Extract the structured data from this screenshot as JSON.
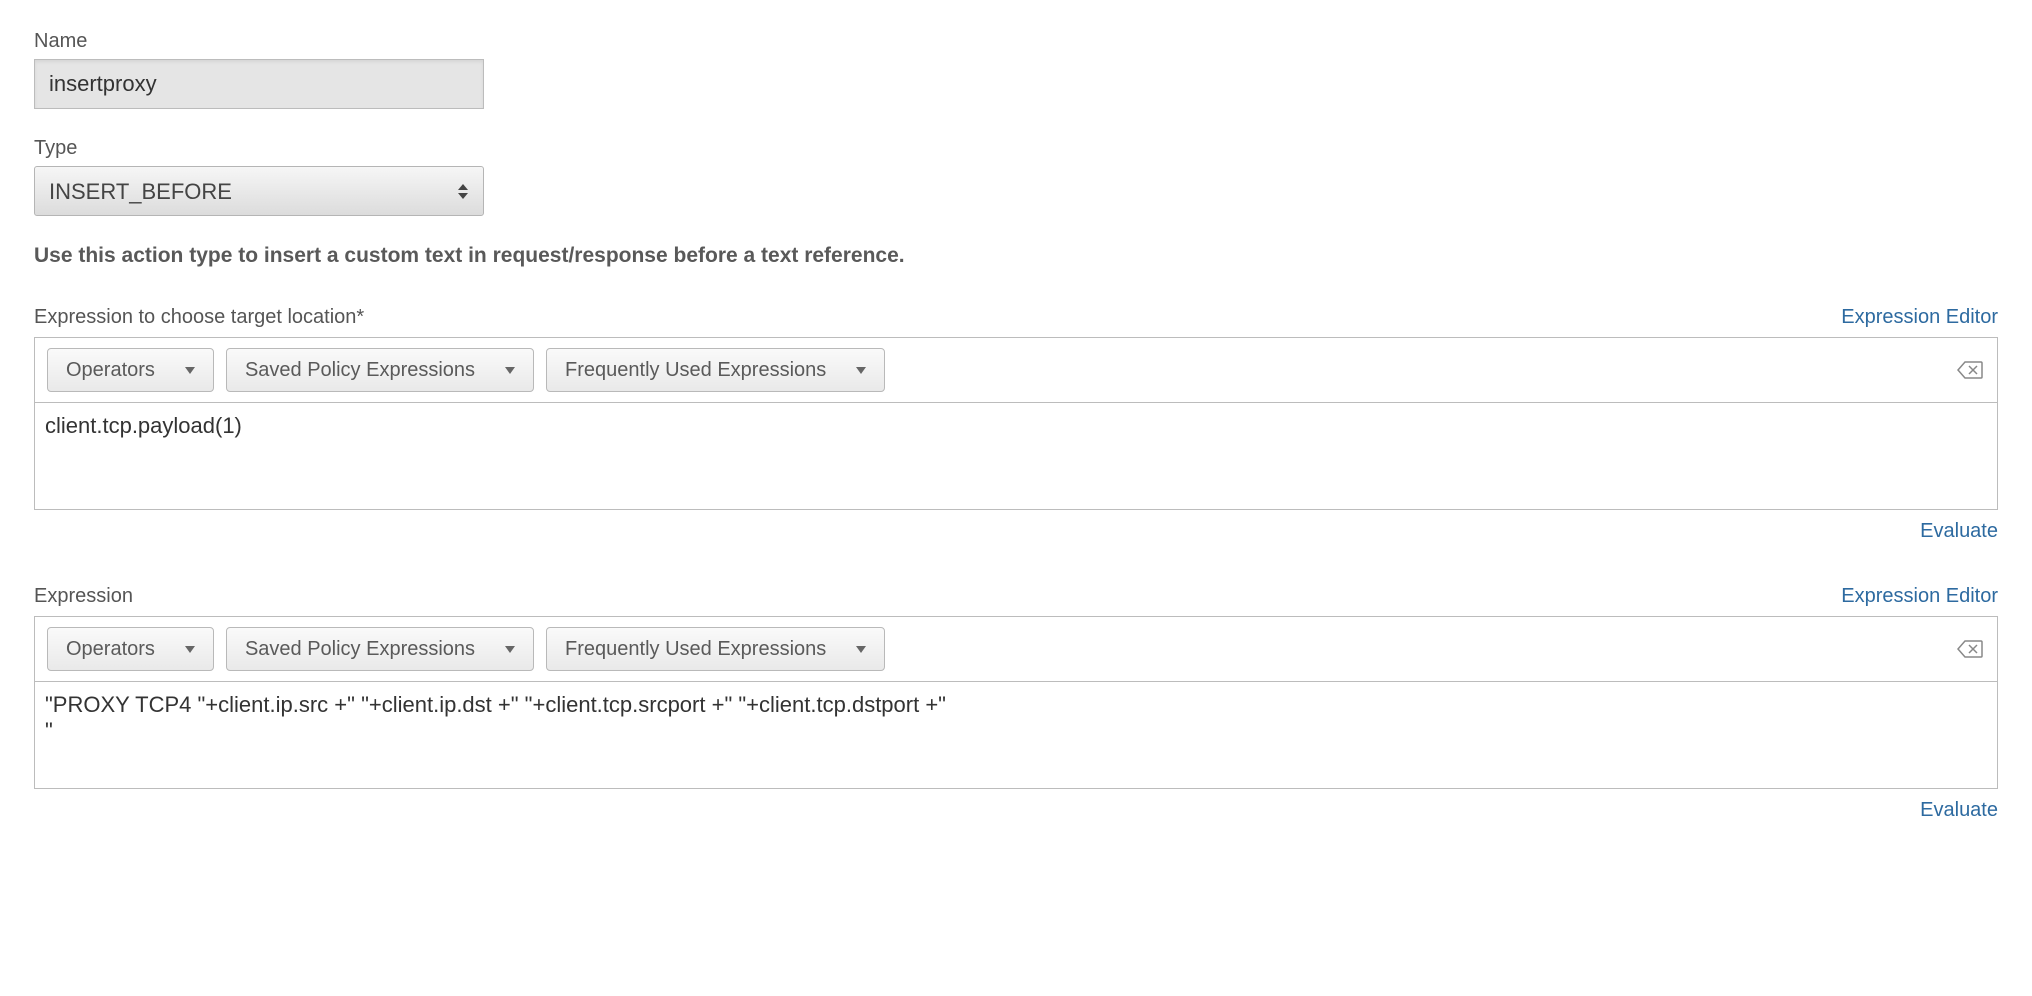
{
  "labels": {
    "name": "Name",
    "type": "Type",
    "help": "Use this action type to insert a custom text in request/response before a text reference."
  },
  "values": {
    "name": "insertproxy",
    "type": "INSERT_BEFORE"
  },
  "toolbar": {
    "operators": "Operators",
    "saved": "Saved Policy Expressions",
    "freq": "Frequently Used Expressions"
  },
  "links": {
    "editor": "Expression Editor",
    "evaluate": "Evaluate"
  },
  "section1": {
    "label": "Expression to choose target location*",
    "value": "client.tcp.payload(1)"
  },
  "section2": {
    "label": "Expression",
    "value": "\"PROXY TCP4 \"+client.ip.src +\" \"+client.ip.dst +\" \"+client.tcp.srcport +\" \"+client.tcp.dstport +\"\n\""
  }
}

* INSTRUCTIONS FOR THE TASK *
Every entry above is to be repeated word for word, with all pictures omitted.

* EXERCISE RESULT *
Extract the structured data from this screenshot as JSON.
{
  "labels": {
    "name": "Name",
    "type": "Type",
    "help": "Use this action type to insert a custom text in request/response before a text reference."
  },
  "values": {
    "name": "insertproxy",
    "type": "INSERT_BEFORE"
  },
  "toolbar": {
    "operators": "Operators",
    "saved": "Saved Policy Expressions",
    "freq": "Frequently Used Expressions"
  },
  "links": {
    "editor": "Expression Editor",
    "evaluate": "Evaluate"
  },
  "section1": {
    "label": "Expression to choose target location*",
    "value": "client.tcp.payload(1)"
  },
  "section2": {
    "label": "Expression",
    "value": "\"PROXY TCP4 \"+client.ip.src +\" \"+client.ip.dst +\" \"+client.tcp.srcport +\" \"+client.tcp.dstport +\"\n\""
  }
}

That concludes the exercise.